Sean Weitner saw “Dom Hemingway” at the Wisconsin Film Festival, and it’s already back in town for an engagement at Sundance Cinemas. Here’s his review:
Are we far enough past the mid-’90s scourge of having every grim, violent, often dull moviemaker being hailed as “the next Tarantino” for me to pay that compliment to Richard Shepard? The label is an oversell, but Shepard picks up the best part of Tarantino-ism: Polishing and electrifying his personal cinema history to make one from the heart that pinballs through a playfield of references.
Shepard’s film “The Matador” found a sidearm way to contemplate Pierce Brosnan as Bond in his post-Bond years. “Dom Hemingway” takes on a different British screen icon: crime movie knockabouts, here gone to seed in a remarkable display of vanity/anti-vanity from Jude Law as Dom.
Dom’s been in prison for 12 years for not snitching; if we do our release-date maths, I think that means he used to be a character in a movie by Guy Ritchie, the UK director-cum-Madonna-divorcee that hit it big with “Lock, Stock and Two Smoking Barrels” and “Snatch” at the turn of the century.

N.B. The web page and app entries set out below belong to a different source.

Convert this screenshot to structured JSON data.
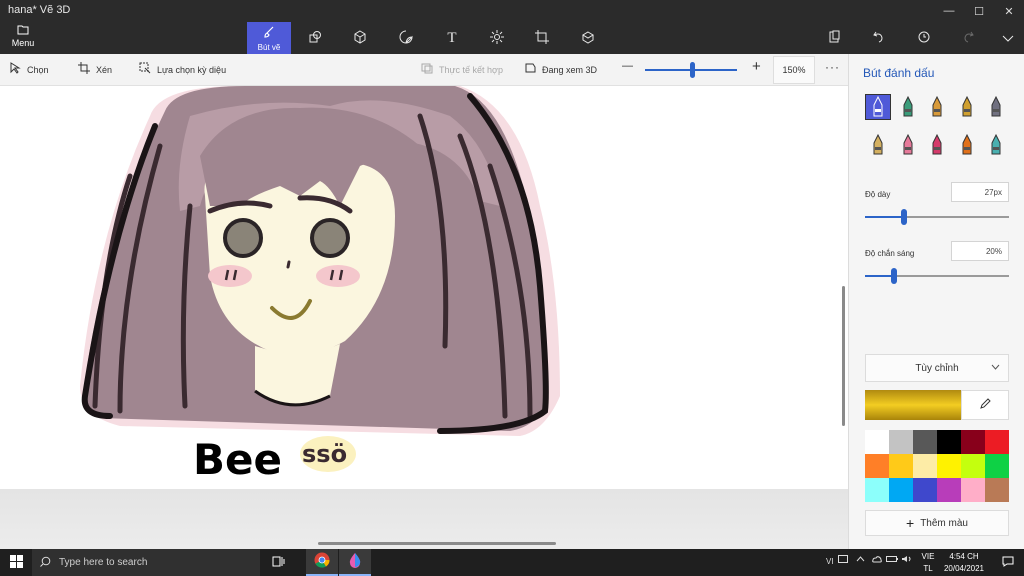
{
  "window": {
    "title": "hana*   Vẽ 3D",
    "controls": {
      "minimize": "—",
      "maximize": "☐",
      "close": "✕"
    }
  },
  "ribbon": {
    "menu_icon": "folder-icon",
    "menu_label": "Menu",
    "active_tool_label": "Bút vẽ",
    "tools": [
      "brush-icon",
      "2d-shapes-icon",
      "3d-shapes-icon",
      "stickers-icon",
      "text-icon",
      "effects-icon",
      "canvas-icon",
      "3d-library-icon"
    ],
    "right_tools": [
      "paste-icon",
      "undo-icon",
      "history-icon",
      "redo-icon",
      "expand-icon"
    ],
    "text_tool_glyph": "T"
  },
  "toolbar": {
    "select_label": "Chọn",
    "crop_label": "Xén",
    "magic_select_label": "Lựa chọn kỳ diệu",
    "mixed_reality_label": "Thực tế kết hợp",
    "view_3d_label": "Đang xem 3D",
    "zoom_minus": "—",
    "zoom_plus": "+",
    "zoom_value": "150%",
    "more": "···"
  },
  "drawing": {
    "handwritten_text_1": "Bee",
    "handwritten_text_2": "ssö"
  },
  "panel": {
    "title": "Bút đánh dấu",
    "brushes": [
      {
        "name": "marker-brush",
        "color": "#6a7cc8",
        "selected": true
      },
      {
        "name": "calligraphy-pen",
        "color": "#3a9c7a"
      },
      {
        "name": "oil-brush",
        "color": "#d89a3a"
      },
      {
        "name": "watercolor-brush",
        "color": "#d0a030"
      },
      {
        "name": "pixel-pen",
        "color": "#707080"
      },
      {
        "name": "pencil",
        "color": "#d4b060"
      },
      {
        "name": "eraser",
        "color": "#e67a9a"
      },
      {
        "name": "crayon",
        "color": "#d43a6a"
      },
      {
        "name": "spray-can",
        "color": "#e0701a"
      },
      {
        "name": "fill-bucket",
        "color": "#4ab0b0"
      }
    ],
    "thickness_label": "Độ dày",
    "thickness_value": "27px",
    "thickness_fraction": 0.27,
    "opacity_label": "Độ chắn sáng",
    "opacity_value": "20%",
    "opacity_fraction": 0.2,
    "dropdown_label": "Tùy chỉnh",
    "current_color": "#e8c020",
    "swatches": [
      "#ffffff",
      "#c3c3c3",
      "#585858",
      "#000000",
      "#88001b",
      "#ec1c24",
      "#ff7f27",
      "#ffca18",
      "#fdeca6",
      "#fff200",
      "#c4ff0e",
      "#0ed145",
      "#8cfffb",
      "#00a8f3",
      "#3f48cc",
      "#b83dba",
      "#ffaec8",
      "#b97a56"
    ],
    "add_color_label": "Thêm màu"
  },
  "taskbar": {
    "search_placeholder": "Type here to search",
    "tray_lang": "VI",
    "lang_top": "VIE",
    "lang_bottom": "TL",
    "time": "4:54 CH",
    "date": "20/04/2021"
  }
}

In their native country, those are known as “lad” movies, the way Maxim is a “lad” magazine — in other words, targeted at overgrown boys. With “Dom Hemingway,” we’re adding a generation to that. Paul Westerberg sometimes records as Grampaboy; Dom Hemingway is Granddad Lad.
Law sinks his chompers into the role, an overstuffed show of biceps, bare chests and muttonchops — his first line, asking contemplative questions about the magnificence of other parts of his anatomy, indicates this is a man grandiloquent in his self-regard and, conversely, just unempathetic enough to constantly deal damage to his closest kin.
An early sequence finds Dom and his oldest mate Dickie (Richard E. Grant) arriving at the estate of he-on-whom-Dom-did-not-snitch, Mr. Fontaine, as they race a too-nice car down winding roads to a too-palatial French estate, where he lays eyes on Fontaine’s too-curvaceous consort Paolina (Madalina Ghenea), who is of course the one bird whose feathers he shouldn’t ruffle. And then Fontaine arrives (Demian Bichir of “The Heat”), standing on a hilltop, calling down to the hoods with a rifle on his hip that Dom’s opening monologue would doubtless describe as “exquisite.”
Their conversation is all alligator smiles. Fontaine, a businessman who knows he needs to repay his debt, also knows that someone who would incur this debt is capable of inflicting all manner of chaos; Bechir proclaims with gusto but his eyes only transmit flintiness. Dom, who has indeed been on tilt since his release and is wickedly hung over, has whittled his impulse control down to a hair trigger but is under no illusions that his payment and, for that matter, continued existence is at Fontaine’s pleasure; Law is all sour swagger, suggesting a vicious cycle of hair-of-the-dog with his louche posture but visibly scared enough to be biting back his truest thoughts. Fontaine gregariously fires some celebratory rounds into the sky … but of course what goes up must come down. It’s a scene that showcases Shepard’s dexterity with tone, framing and performance, building a better mousetrap that you can’t wait to watch snap.
Of course it does snap, in the following scene, where Dom can’t help but give Fontaine a piece of his mind, in a sterile white room dominated with enormous portraits of apes. What’s perhaps most remarkable about the movie is that the story hairpins in at least three genuinely unexpected directions, each of which delivers delicious new cast members and story pleasures. This thing hums, and it’s a deeply satisfying crowd-pleaser.
The Ritchie (and Tarantino) comparison falters near the end, as Dom moves through conventional reformed-nogoodnik paces and the proper comparison becomes “Love Actually” director Richard Curtis (a switcheroo Shepard might have gotten away with if not for the treacly music). The movie is ultimately a bit too satisfied with Dom, as of course is Dom himself, and while the ending doesn’t feel unearned, it doesn’t feel quite true either.
But if the prospect of great actors doing British gangsters with baroque dialogue makes your thirsty, “Dom Hemingway” is an eminently satisfying quaff.